Entries from a dataset of interfaces
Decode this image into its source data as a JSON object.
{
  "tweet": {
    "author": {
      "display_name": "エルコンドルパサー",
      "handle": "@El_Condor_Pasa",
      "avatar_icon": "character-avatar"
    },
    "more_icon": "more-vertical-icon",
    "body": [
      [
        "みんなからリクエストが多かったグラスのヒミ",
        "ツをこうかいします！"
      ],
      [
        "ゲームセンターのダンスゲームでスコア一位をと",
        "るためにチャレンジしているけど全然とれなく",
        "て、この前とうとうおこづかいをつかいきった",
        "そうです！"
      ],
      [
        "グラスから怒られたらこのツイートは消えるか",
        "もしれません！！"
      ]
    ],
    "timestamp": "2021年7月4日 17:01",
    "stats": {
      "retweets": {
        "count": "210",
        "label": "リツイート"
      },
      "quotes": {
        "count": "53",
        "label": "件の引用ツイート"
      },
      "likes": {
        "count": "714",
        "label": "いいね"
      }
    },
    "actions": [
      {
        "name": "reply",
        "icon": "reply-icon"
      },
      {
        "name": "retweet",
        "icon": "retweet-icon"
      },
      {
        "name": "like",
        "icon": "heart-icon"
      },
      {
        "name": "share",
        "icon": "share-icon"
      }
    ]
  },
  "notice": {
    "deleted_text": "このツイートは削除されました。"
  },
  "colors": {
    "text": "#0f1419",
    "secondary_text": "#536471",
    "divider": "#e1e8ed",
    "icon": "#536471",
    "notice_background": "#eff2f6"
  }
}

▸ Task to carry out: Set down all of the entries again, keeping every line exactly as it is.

▸ Exercise solution:
Decode this image into its source data as a JSON object.
{
  "tweet": {
    "author": {
      "display_name": "エルコンドルパサー",
      "handle": "@El_Condor_Pasa",
      "avatar_icon": "character-avatar"
    },
    "more_icon": "more-vertical-icon",
    "body": [
      [
        "みんなからリクエストが多かったグラスのヒミ",
        "ツをこうかいします！"
      ],
      [
        "ゲームセンターのダンスゲームでスコア一位をと",
        "るためにチャレンジしているけど全然とれなく",
        "て、この前とうとうおこづかいをつかいきった",
        "そうです！"
      ],
      [
        "グラスから怒られたらこのツイートは消えるか",
        "もしれません！！"
      ]
    ],
    "timestamp": "2021年7月4日 17:01",
    "stats": {
      "retweets": {
        "count": "210",
        "label": "リツイート"
      },
      "quotes": {
        "count": "53",
        "label": "件の引用ツイート"
      },
      "likes": {
        "count": "714",
        "label": "いいね"
      }
    },
    "actions": [
      {
        "name": "reply",
        "icon": "reply-icon"
      },
      {
        "name": "retweet",
        "icon": "retweet-icon"
      },
      {
        "name": "like",
        "icon": "heart-icon"
      },
      {
        "name": "share",
        "icon": "share-icon"
      }
    ]
  },
  "notice": {
    "deleted_text": "このツイートは削除されました。"
  },
  "colors": {
    "text": "#0f1419",
    "secondary_text": "#536471",
    "divider": "#e1e8ed",
    "icon": "#536471",
    "notice_background": "#eff2f6"
  }
}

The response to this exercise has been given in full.